**What needs to be done:**
The records that follow are to be printed exactly, with no images.

++++++++++++++++++++

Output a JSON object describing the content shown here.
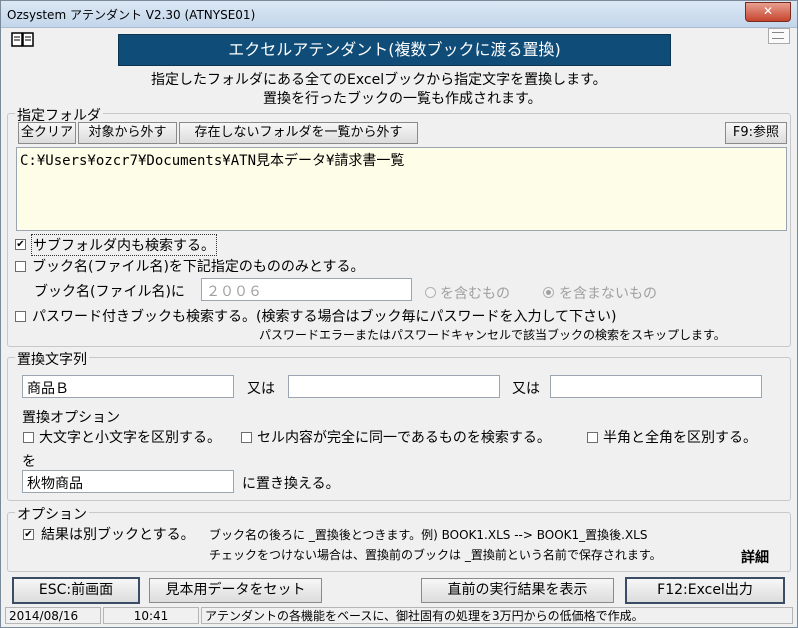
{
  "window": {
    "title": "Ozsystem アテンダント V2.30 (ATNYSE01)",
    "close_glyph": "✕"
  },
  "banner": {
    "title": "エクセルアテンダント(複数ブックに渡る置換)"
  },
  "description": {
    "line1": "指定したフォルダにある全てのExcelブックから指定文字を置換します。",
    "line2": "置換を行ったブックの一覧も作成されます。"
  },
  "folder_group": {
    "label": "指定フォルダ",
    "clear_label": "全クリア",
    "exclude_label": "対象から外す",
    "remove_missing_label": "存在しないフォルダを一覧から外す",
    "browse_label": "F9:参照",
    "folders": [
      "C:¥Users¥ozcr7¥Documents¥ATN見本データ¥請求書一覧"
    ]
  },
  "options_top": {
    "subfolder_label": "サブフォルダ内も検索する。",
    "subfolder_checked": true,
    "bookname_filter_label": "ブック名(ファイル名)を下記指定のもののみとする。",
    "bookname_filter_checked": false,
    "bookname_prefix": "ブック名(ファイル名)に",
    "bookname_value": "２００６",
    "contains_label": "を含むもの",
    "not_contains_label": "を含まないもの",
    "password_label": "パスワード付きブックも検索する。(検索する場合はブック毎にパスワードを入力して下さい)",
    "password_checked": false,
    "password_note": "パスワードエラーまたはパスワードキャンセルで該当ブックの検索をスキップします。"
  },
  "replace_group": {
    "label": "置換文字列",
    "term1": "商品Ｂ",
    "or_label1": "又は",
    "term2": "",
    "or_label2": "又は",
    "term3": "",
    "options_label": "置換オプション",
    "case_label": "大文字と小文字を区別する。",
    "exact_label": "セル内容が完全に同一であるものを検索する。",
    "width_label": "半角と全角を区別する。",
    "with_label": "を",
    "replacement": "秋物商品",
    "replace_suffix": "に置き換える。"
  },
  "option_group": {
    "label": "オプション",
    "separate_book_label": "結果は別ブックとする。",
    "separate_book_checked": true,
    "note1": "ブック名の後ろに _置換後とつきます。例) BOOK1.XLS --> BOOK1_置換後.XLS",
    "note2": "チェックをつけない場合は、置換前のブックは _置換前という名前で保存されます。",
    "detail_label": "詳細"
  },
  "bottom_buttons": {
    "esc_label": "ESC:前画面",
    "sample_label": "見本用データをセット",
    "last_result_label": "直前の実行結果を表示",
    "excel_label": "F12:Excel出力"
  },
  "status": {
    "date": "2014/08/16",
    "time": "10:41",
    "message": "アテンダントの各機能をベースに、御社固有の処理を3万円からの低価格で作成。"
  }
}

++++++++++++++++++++

**Problem solution:**
Output a JSON object describing the content shown here.
{
  "window": {
    "title": "Ozsystem アテンダント V2.30 (ATNYSE01)",
    "close_glyph": "✕"
  },
  "banner": {
    "title": "エクセルアテンダント(複数ブックに渡る置換)"
  },
  "description": {
    "line1": "指定したフォルダにある全てのExcelブックから指定文字を置換します。",
    "line2": "置換を行ったブックの一覧も作成されます。"
  },
  "folder_group": {
    "label": "指定フォルダ",
    "clear_label": "全クリア",
    "exclude_label": "対象から外す",
    "remove_missing_label": "存在しないフォルダを一覧から外す",
    "browse_label": "F9:参照",
    "folders": [
      "C:¥Users¥ozcr7¥Documents¥ATN見本データ¥請求書一覧"
    ]
  },
  "options_top": {
    "subfolder_label": "サブフォルダ内も検索する。",
    "subfolder_checked": true,
    "bookname_filter_label": "ブック名(ファイル名)を下記指定のもののみとする。",
    "bookname_filter_checked": false,
    "bookname_prefix": "ブック名(ファイル名)に",
    "bookname_value": "２００６",
    "contains_label": "を含むもの",
    "not_contains_label": "を含まないもの",
    "password_label": "パスワード付きブックも検索する。(検索する場合はブック毎にパスワードを入力して下さい)",
    "password_checked": false,
    "password_note": "パスワードエラーまたはパスワードキャンセルで該当ブックの検索をスキップします。"
  },
  "replace_group": {
    "label": "置換文字列",
    "term1": "商品Ｂ",
    "or_label1": "又は",
    "term2": "",
    "or_label2": "又は",
    "term3": "",
    "options_label": "置換オプション",
    "case_label": "大文字と小文字を区別する。",
    "exact_label": "セル内容が完全に同一であるものを検索する。",
    "width_label": "半角と全角を区別する。",
    "with_label": "を",
    "replacement": "秋物商品",
    "replace_suffix": "に置き換える。"
  },
  "option_group": {
    "label": "オプション",
    "separate_book_label": "結果は別ブックとする。",
    "separate_book_checked": true,
    "note1": "ブック名の後ろに _置換後とつきます。例) BOOK1.XLS --> BOOK1_置換後.XLS",
    "note2": "チェックをつけない場合は、置換前のブックは _置換前という名前で保存されます。",
    "detail_label": "詳細"
  },
  "bottom_buttons": {
    "esc_label": "ESC:前画面",
    "sample_label": "見本用データをセット",
    "last_result_label": "直前の実行結果を表示",
    "excel_label": "F12:Excel出力"
  },
  "status": {
    "date": "2014/08/16",
    "time": "10:41",
    "message": "アテンダントの各機能をベースに、御社固有の処理を3万円からの低価格で作成。"
  }
}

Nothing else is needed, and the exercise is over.